7. Modern Marijuana Is Dangerous And Very Different To That Smoked By The ‘Hippie Generation’
It is very tempting for people who lived through the ‘hippie generation’ to dismiss cannabis as a relatively harmless substance. People who smoked it will point to the fact that it did them no harm, that they matured into successful adults while those who did not might think it something undesirable but not really in the same league as ‘hard’ drugs. That may have been true in the 60s and 70s but it is manifestly not true today. The marijuana sold on the streets and in medical dispensaries is a very different drug. Nevertheless societal attitudes to marijuana are still very much driven by the impact and effects of the older form of the drug.
The main ingredient the ‘magic’ so to speak is a substance known as THC. The amount of THC in any one batch of marijuana depends, to a great extent on the type of plant used to create it and where and how it was grown with the buds of the ‘female’ plants providing the most potent cannabis of all. Analysis of the cannabis on sale today compared with that smoked many years ago shows that modern cannabis is up to 7 times stronger than the older forms. This is probably due to the fact that strains have been bred selectively to increase potency and because preparations are now more likely to be made using the more potent parts of the plant.
6. Pharmaceutical Extracts Are Available – There Is No Need To Smoke Weed
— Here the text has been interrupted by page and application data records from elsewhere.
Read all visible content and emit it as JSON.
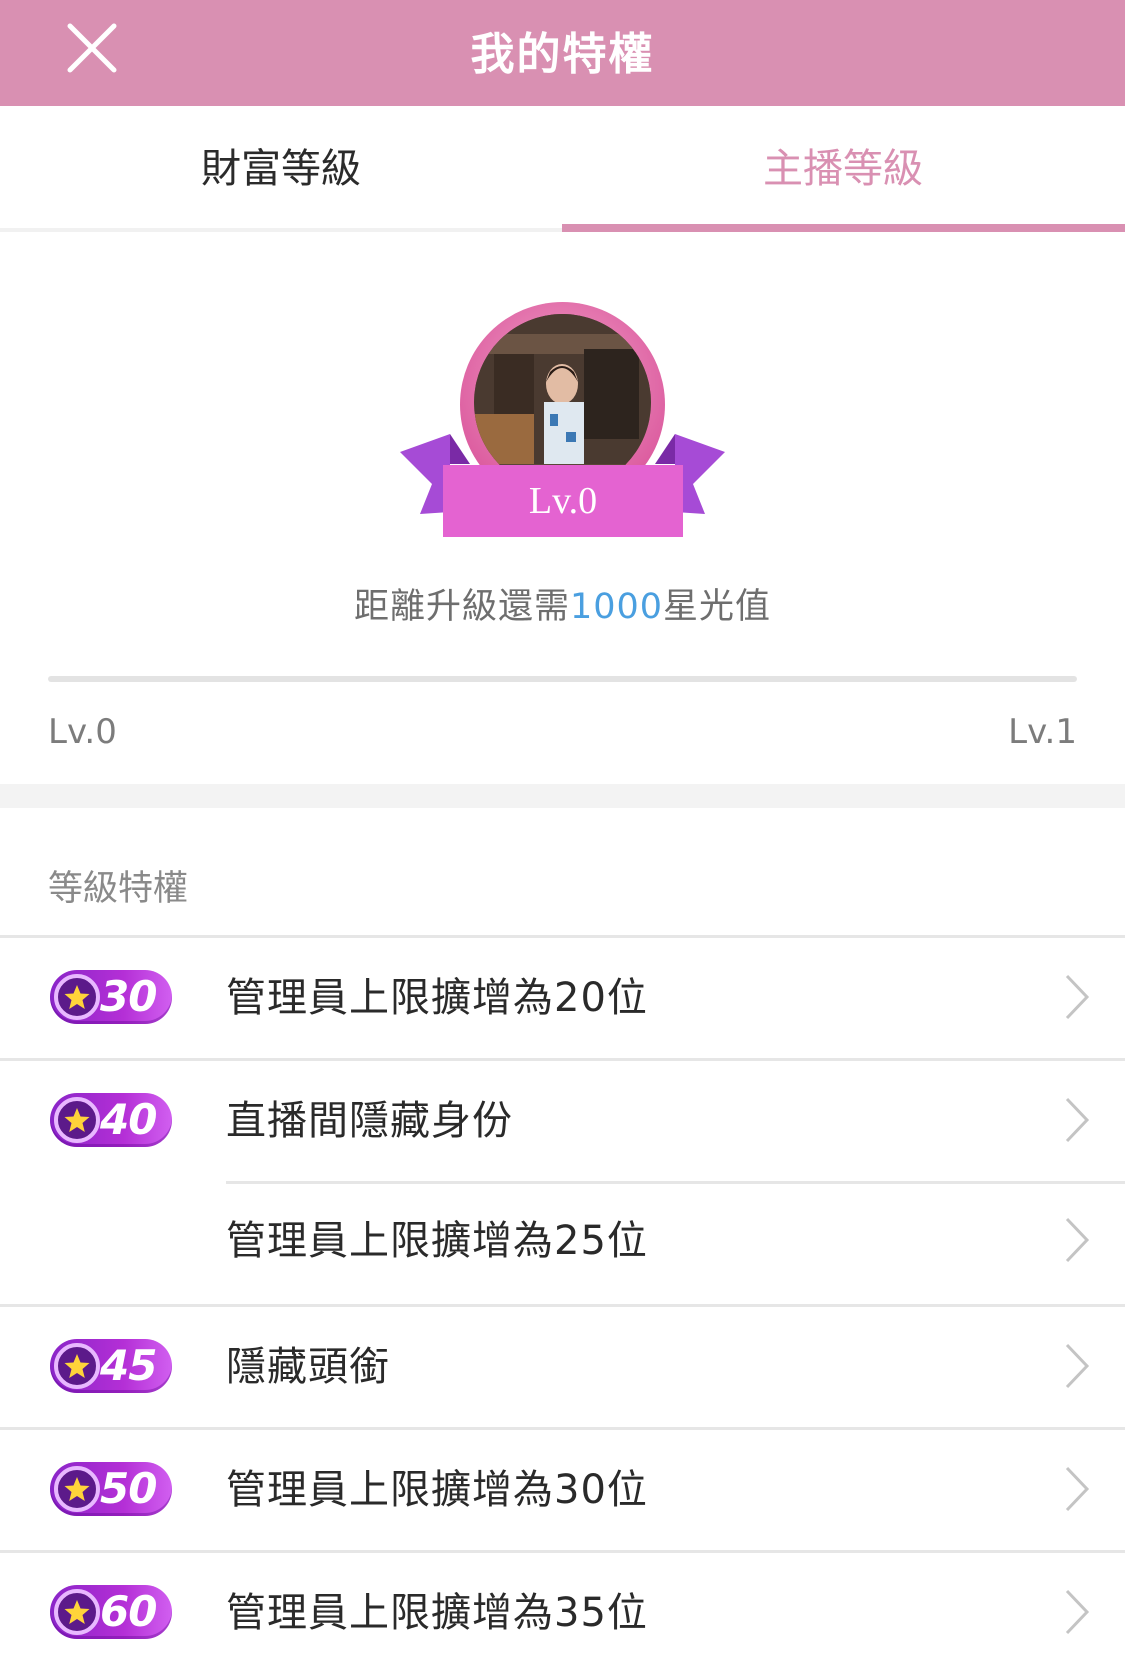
{
  "header": {
    "title": "我的特權"
  },
  "tabs": [
    {
      "label": "財富等級",
      "active": false
    },
    {
      "label": "主播等級",
      "active": true
    }
  ],
  "level": {
    "badge_label": "Lv.0",
    "distance_prefix": "距離升級還需",
    "distance_value": "1000",
    "distance_suffix": "星光值",
    "progress": 0,
    "start_label": "Lv.0",
    "end_label": "Lv.1"
  },
  "privileges": {
    "title": "等級特權",
    "rows": [
      {
        "level": "30",
        "text": "管理員上限擴增為20位",
        "show_badge": true
      },
      {
        "level": "40",
        "text": "直播間隱藏身份",
        "show_badge": true
      },
      {
        "level": "",
        "text": "管理員上限擴增為25位",
        "show_badge": false
      },
      {
        "level": "45",
        "text": "隱藏頭銜",
        "show_badge": true
      },
      {
        "level": "50",
        "text": "管理員上限擴增為30位",
        "show_badge": true
      },
      {
        "level": "60",
        "text": "管理員上限擴增為35位",
        "show_badge": true
      }
    ]
  },
  "colors": {
    "brand": "#d990b2",
    "ribbon": "#e463d1",
    "highlight": "#4a9fe0",
    "badge": "#8a25c8"
  },
  "icons": {
    "close": "close-icon",
    "chevron": "chevron-right-icon",
    "star": "star-icon"
  }
}
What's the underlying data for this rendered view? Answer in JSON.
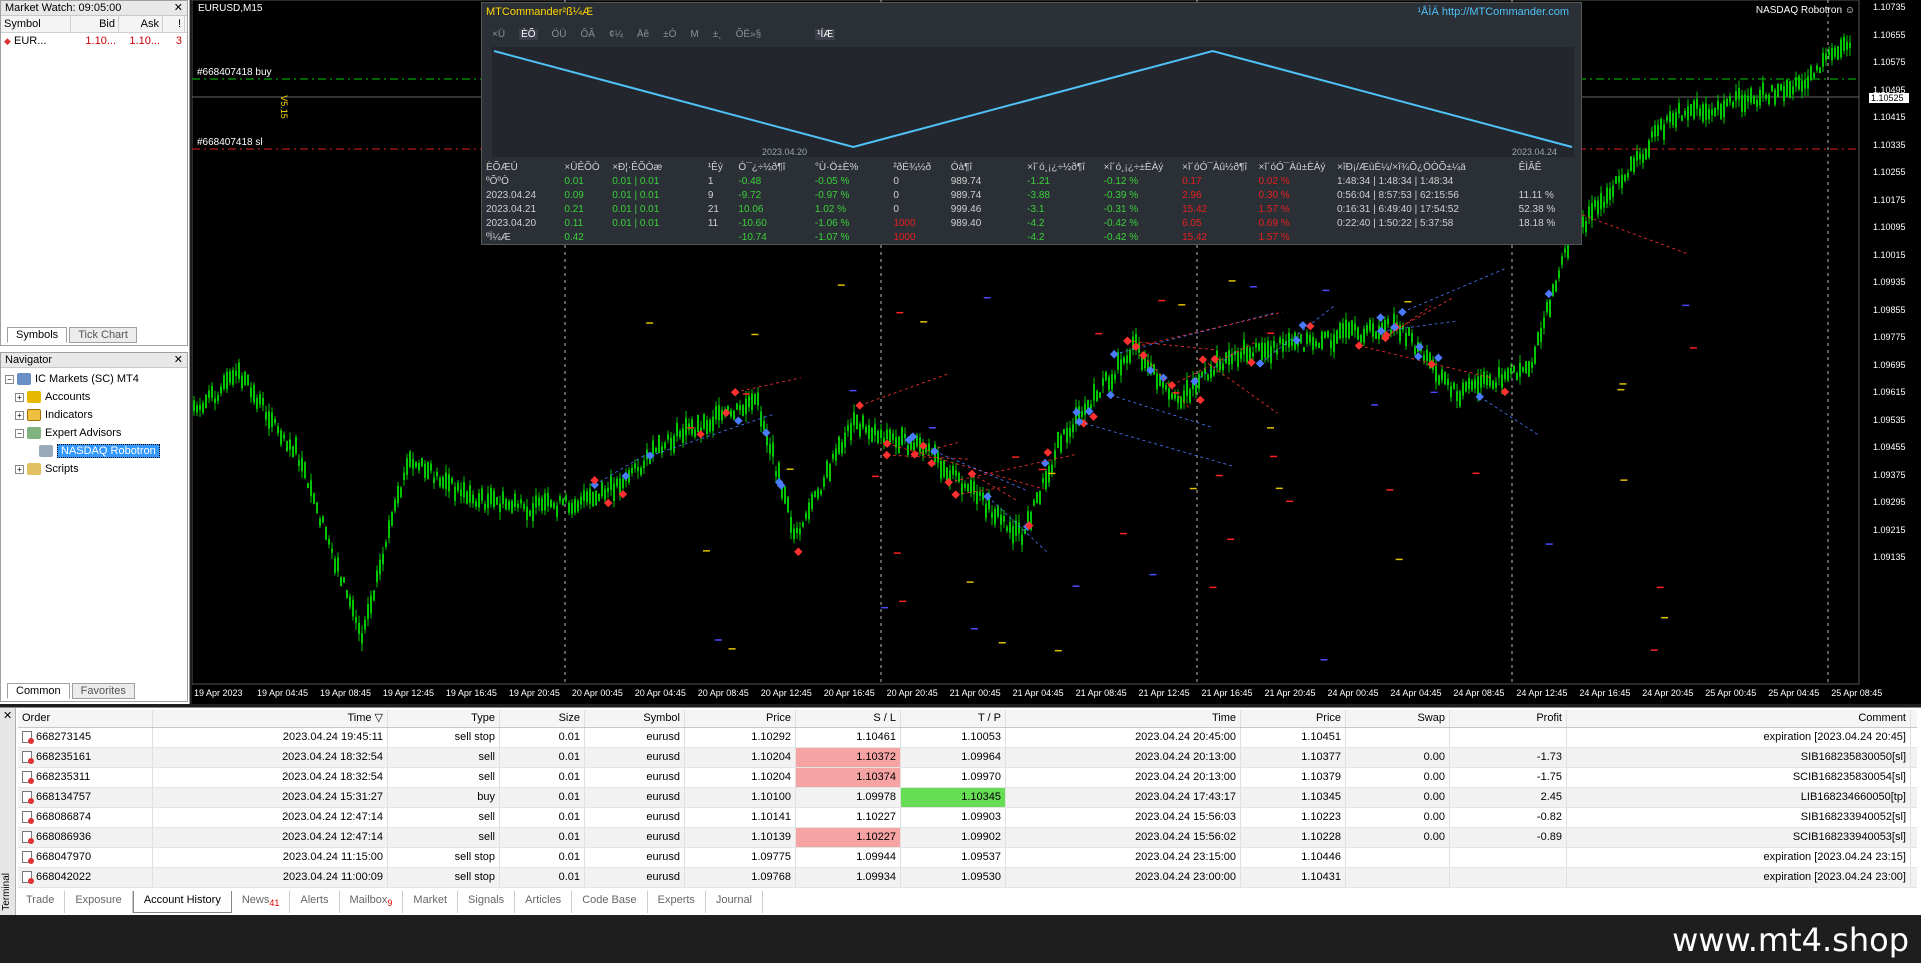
{
  "market_watch": {
    "title": "Market Watch: 09:05:00",
    "columns": [
      "Symbol",
      "Bid",
      "Ask",
      "!"
    ],
    "rows": [
      {
        "symbol": "EUR...",
        "bid": "1.10...",
        "ask": "1.10...",
        "spread": "3"
      }
    ],
    "tabs": [
      "Symbols",
      "Tick Chart"
    ]
  },
  "navigator": {
    "title": "Navigator",
    "items": [
      "IC Markets (SC) MT4",
      "Accounts",
      "Indicators",
      "Expert Advisors",
      "NASDAQ Robotron",
      "Scripts"
    ],
    "tabs": [
      "Common",
      "Favorites"
    ]
  },
  "chart": {
    "symbol_label": "EURUSD,M15",
    "ea_label": "NASDAQ Robotron ☺",
    "order_labels": [
      "#668407418 buy",
      "#668407418 sl"
    ],
    "version_label": "V5.15",
    "price_axis": [
      "1.10735",
      "1.10655",
      "1.10575",
      "1.10525",
      "1.10495",
      "1.10415",
      "1.10335",
      "1.10255",
      "1.10175",
      "1.10095",
      "1.10015",
      "1.09935",
      "1.09855",
      "1.09775",
      "1.09695",
      "1.09615",
      "1.09535",
      "1.09455",
      "1.09375",
      "1.09295",
      "1.09215",
      "1.09135"
    ],
    "time_axis": [
      "19 Apr 2023",
      "19 Apr 04:45",
      "19 Apr 08:45",
      "19 Apr 12:45",
      "19 Apr 16:45",
      "19 Apr 20:45",
      "20 Apr 00:45",
      "20 Apr 04:45",
      "20 Apr 08:45",
      "20 Apr 12:45",
      "20 Apr 16:45",
      "20 Apr 20:45",
      "21 Apr 00:45",
      "21 Apr 04:45",
      "21 Apr 08:45",
      "21 Apr 12:45",
      "21 Apr 16:45",
      "21 Apr 20:45",
      "24 Apr 00:45",
      "24 Apr 04:45",
      "24 Apr 08:45",
      "24 Apr 12:45",
      "24 Apr 16:45",
      "24 Apr 20:45",
      "25 Apr 00:45",
      "25 Apr 04:45",
      "25 Apr 08:45"
    ],
    "current_price": "1.10525",
    "colors": {
      "candle": "#00c800",
      "buy_line": "#00c800",
      "sl_line": "#e02020",
      "accent": "#4fc3f7"
    }
  },
  "mtcommander": {
    "title": "MTCommander²ß¼Æ",
    "url": "¹ÅÌÄ http://MTCommander.com",
    "tabs": [
      "×Ü",
      "ÈÕ",
      "ÖÜ",
      "ÔÂ",
      "¢¼",
      "Äê",
      "±Ó",
      "M",
      "±¸",
      "ÕË»§"
    ],
    "extra_tab": "¹ÍÆ",
    "graph_dates": [
      "2023.04.20",
      "2023.04.24"
    ],
    "graph_values": [
      0.0,
      -10.74,
      0.0,
      -10.74
    ],
    "columns": [
      "ÈÕÆÚ",
      "×ÜÊÕÒ",
      "×Ð¦·ÊÕÒæ",
      "¹Êý",
      "Ó¯¿÷½ð¶î",
      "°Ù·Ö±È%",
      "²ðÉ¾½ð",
      "Óà¶î",
      "×î´ó¸¡¿÷½ð¶î",
      "×î´ó¸¡¿÷±ÈÀý",
      "×î´óÓ¯Àû½ð¶î",
      "×î´óÓ¯Àû±ÈÀý",
      "×îÐ¡/ÆùÈ¼/×î¾Ô¿ÖÒÕ±¼ä",
      "ÊÌÂÊ"
    ],
    "rows": [
      [
        "ºÕºÒ",
        "0.01",
        "0.01 | 0.01",
        "1",
        "-0.48",
        "-0.05 %",
        "0",
        "989.74",
        "-1.21",
        "-0.12 %",
        "0.17",
        "0.02 %",
        "1:48:34 | 1:48:34 | 1:48:34",
        ""
      ],
      [
        "2023.04.24",
        "0.09",
        "0.01 | 0.01",
        "9",
        "-9.72",
        "-0.97 %",
        "0",
        "989.74",
        "-3.88",
        "-0.39 %",
        "2.96",
        "0.30 %",
        "0:56:04 | 8:57:53 | 62:15:56",
        "11.11 %"
      ],
      [
        "2023.04.21",
        "0.21",
        "0.01 | 0.01",
        "21",
        "10.06",
        "1.02 %",
        "0",
        "999.46",
        "-3.1",
        "-0.31 %",
        "15.42",
        "1.57 %",
        "0:16:31 | 6:49:40 | 17:54:52",
        "52.38 %"
      ],
      [
        "2023.04.20",
        "0.11",
        "0.01 | 0.01",
        "11",
        "-10.60",
        "-1.06 %",
        "1000",
        "989.40",
        "-4.2",
        "-0.42 %",
        "6.05",
        "0.69 %",
        "0:22:40 | 1:50:22 | 5:37:58",
        "18.18 %"
      ],
      [
        "ºÏ¼Æ",
        "0.42",
        "",
        "",
        "-10.74",
        "-1.07 %",
        "1000",
        "",
        "-4.2",
        "-0.42 %",
        "15.42",
        "1.57 %",
        "",
        ""
      ]
    ]
  },
  "terminal": {
    "side_label": "Terminal",
    "columns": [
      "Order",
      "Time",
      "Type",
      "Size",
      "Symbol",
      "Price",
      "S / L",
      "T / P",
      "Time",
      "Price",
      "Swap",
      "Profit",
      "Comment"
    ],
    "rows": [
      [
        "668273145",
        "2023.04.24 19:45:11",
        "sell stop",
        "0.01",
        "eurusd",
        "1.10292",
        "1.10461",
        "1.10053",
        "2023.04.24 20:45:00",
        "1.10451",
        "",
        "",
        "expiration [2023.04.24 20:45]"
      ],
      [
        "668235161",
        "2023.04.24 18:32:54",
        "sell",
        "0.01",
        "eurusd",
        "1.10204",
        "1.10372",
        "1.09964",
        "2023.04.24 20:13:00",
        "1.10377",
        "0.00",
        "-1.73",
        "SIB168235830050[sl]"
      ],
      [
        "668235311",
        "2023.04.24 18:32:54",
        "sell",
        "0.01",
        "eurusd",
        "1.10204",
        "1.10374",
        "1.09970",
        "2023.04.24 20:13:00",
        "1.10379",
        "0.00",
        "-1.75",
        "SCIB168235830054[sl]"
      ],
      [
        "668134757",
        "2023.04.24 15:31:27",
        "buy",
        "0.01",
        "eurusd",
        "1.10100",
        "1.09978",
        "1.10345",
        "2023.04.24 17:43:17",
        "1.10345",
        "0.00",
        "2.45",
        "LIB168234660050[tp]"
      ],
      [
        "668086874",
        "2023.04.24 12:47:14",
        "sell",
        "0.01",
        "eurusd",
        "1.10141",
        "1.10227",
        "1.09903",
        "2023.04.24 15:56:03",
        "1.10223",
        "0.00",
        "-0.82",
        "SIB168233940052[sl]"
      ],
      [
        "668086936",
        "2023.04.24 12:47:14",
        "sell",
        "0.01",
        "eurusd",
        "1.10139",
        "1.10227",
        "1.09902",
        "2023.04.24 15:56:02",
        "1.10228",
        "0.00",
        "-0.89",
        "SCIB168233940053[sl]"
      ],
      [
        "668047970",
        "2023.04.24 11:15:00",
        "sell stop",
        "0.01",
        "eurusd",
        "1.09775",
        "1.09944",
        "1.09537",
        "2023.04.24 23:15:00",
        "1.10446",
        "",
        "",
        "expiration [2023.04.24 23:15]"
      ],
      [
        "668042022",
        "2023.04.24 11:00:09",
        "sell stop",
        "0.01",
        "eurusd",
        "1.09768",
        "1.09934",
        "1.09530",
        "2023.04.24 23:00:00",
        "1.10431",
        "",
        "",
        "expiration [2023.04.24 23:00]"
      ]
    ],
    "tabs": [
      {
        "label": "Trade",
        "badge": ""
      },
      {
        "label": "Exposure",
        "badge": ""
      },
      {
        "label": "Account History",
        "badge": ""
      },
      {
        "label": "News",
        "badge": "41"
      },
      {
        "label": "Alerts",
        "badge": ""
      },
      {
        "label": "Mailbox",
        "badge": "9"
      },
      {
        "label": "Market",
        "badge": ""
      },
      {
        "label": "Signals",
        "badge": ""
      },
      {
        "label": "Articles",
        "badge": ""
      },
      {
        "label": "Code Base",
        "badge": ""
      },
      {
        "label": "Experts",
        "badge": ""
      },
      {
        "label": "Journal",
        "badge": ""
      }
    ],
    "active_tab": "Account History"
  },
  "footer": {
    "brand": "www.mt4.shop"
  }
}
When people started to claim that marijuana had medical benefits and helped alleviate symptoms of some diseases particularly pain and nausea which can be difficult to treat effectively, research was undertake to find out exactly what substances within the plant were responsible for the effect. This research has led to the developments of certain pharmaceutical extracts based on the plant. Several different drugs are available Cesamet (used to treat vomiting caused by chemotherapy) and Marinol (to treat AIDS related weight loss) in the US and Sativex (used to treat pain) in Canada, New Zealand and some European countries. Cesamet and Marinol are THC based while Sativex combines THC with another substance called cannabidiol.
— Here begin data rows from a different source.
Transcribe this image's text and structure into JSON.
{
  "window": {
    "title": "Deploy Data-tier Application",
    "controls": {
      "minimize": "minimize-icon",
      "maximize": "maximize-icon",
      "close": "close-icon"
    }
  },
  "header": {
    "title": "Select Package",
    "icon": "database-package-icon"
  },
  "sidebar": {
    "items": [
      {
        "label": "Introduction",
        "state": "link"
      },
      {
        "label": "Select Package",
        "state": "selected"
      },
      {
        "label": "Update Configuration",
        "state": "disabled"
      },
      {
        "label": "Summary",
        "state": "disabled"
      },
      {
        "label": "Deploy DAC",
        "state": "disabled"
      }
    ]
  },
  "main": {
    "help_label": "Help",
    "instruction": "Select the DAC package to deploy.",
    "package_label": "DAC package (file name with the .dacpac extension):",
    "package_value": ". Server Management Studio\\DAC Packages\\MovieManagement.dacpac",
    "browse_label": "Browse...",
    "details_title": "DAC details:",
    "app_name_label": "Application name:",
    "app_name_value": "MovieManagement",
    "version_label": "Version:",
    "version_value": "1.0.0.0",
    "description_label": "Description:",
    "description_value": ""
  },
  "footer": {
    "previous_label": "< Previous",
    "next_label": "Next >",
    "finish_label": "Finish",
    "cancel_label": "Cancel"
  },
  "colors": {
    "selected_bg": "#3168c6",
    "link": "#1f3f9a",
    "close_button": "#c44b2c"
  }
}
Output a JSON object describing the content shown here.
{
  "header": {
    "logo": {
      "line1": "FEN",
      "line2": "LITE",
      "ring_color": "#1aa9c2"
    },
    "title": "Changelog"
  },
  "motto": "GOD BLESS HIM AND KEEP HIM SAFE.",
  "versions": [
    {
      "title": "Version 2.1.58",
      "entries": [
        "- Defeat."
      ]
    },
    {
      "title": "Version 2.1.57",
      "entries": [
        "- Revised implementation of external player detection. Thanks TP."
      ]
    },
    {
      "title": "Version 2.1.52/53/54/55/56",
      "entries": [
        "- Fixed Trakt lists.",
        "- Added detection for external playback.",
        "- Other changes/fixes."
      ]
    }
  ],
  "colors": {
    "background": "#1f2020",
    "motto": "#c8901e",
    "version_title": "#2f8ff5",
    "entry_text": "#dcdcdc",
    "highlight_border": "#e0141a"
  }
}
These pharmaceutical extracts cause relatively few side effects and are not likely to prove of interest to an underground, black market. As these are available there is no need to legalize marijuana itself for medical use together with all the other problems that are likely to arise out of it. Any claims by the ‘patient’ community to require marijuana in ‘pure’ form are therefore exposed for what they are – a desire to see an unpleasant and dangerous habit made legal as opposed to a crusade for patients’ rights.